[Source data]
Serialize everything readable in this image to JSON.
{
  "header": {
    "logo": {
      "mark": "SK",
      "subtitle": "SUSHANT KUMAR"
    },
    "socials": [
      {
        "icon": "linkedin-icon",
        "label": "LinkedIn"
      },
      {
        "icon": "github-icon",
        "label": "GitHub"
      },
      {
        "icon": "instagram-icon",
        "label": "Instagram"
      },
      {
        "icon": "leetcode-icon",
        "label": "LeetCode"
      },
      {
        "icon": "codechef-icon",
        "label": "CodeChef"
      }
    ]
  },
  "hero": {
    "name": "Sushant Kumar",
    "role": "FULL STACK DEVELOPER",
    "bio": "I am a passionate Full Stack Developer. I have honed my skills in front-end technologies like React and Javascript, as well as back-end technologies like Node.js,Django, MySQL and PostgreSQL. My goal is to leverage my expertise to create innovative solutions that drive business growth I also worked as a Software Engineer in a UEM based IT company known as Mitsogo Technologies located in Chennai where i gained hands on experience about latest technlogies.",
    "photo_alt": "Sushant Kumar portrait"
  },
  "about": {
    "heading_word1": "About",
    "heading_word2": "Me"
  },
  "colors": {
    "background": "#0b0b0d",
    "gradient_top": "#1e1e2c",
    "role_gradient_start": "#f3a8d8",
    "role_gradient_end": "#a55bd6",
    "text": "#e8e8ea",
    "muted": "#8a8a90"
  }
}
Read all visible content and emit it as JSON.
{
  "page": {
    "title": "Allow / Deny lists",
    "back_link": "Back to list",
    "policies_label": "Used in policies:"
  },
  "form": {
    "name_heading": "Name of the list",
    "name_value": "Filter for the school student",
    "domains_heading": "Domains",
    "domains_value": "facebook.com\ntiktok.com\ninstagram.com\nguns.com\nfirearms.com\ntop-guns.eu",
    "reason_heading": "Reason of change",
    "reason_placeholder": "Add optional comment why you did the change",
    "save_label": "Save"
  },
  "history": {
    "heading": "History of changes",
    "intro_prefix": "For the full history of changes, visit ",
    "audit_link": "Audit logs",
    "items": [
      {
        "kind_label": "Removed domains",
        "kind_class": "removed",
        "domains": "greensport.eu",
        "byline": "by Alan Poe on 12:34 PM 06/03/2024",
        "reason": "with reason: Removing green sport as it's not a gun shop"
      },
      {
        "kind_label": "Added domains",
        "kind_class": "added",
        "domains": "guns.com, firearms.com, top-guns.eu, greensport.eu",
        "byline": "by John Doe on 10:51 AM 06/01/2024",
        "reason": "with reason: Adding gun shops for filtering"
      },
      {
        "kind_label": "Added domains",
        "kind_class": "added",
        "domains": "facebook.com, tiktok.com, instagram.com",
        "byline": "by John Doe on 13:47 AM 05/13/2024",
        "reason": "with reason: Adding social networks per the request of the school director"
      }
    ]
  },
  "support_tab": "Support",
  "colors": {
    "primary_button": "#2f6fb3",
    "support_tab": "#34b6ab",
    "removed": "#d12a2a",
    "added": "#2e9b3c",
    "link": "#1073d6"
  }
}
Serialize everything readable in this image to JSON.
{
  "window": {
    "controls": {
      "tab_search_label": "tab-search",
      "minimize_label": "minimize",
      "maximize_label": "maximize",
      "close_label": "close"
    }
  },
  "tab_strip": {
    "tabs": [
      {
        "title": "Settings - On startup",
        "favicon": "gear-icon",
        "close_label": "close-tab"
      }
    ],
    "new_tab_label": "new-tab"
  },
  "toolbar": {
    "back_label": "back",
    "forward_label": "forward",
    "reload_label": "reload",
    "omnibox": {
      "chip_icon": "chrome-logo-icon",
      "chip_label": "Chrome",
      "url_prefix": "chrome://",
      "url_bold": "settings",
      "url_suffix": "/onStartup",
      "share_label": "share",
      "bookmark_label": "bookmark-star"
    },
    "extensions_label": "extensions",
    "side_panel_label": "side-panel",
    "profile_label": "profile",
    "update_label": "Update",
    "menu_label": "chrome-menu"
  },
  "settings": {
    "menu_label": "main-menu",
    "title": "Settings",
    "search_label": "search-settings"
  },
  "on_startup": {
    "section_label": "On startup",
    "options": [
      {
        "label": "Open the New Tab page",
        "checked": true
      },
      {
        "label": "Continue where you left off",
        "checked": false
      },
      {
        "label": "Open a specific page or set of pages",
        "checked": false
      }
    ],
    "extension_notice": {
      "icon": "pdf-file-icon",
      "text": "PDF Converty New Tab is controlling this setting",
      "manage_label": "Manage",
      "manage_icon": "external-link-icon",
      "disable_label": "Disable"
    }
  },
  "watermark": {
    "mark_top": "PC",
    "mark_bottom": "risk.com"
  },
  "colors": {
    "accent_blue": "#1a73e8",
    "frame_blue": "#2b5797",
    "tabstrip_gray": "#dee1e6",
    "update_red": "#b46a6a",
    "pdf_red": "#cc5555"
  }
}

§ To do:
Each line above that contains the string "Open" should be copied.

§ Response below:
        "label": "Open the New Tab page",
        "label": "Open a specific page or set of pages",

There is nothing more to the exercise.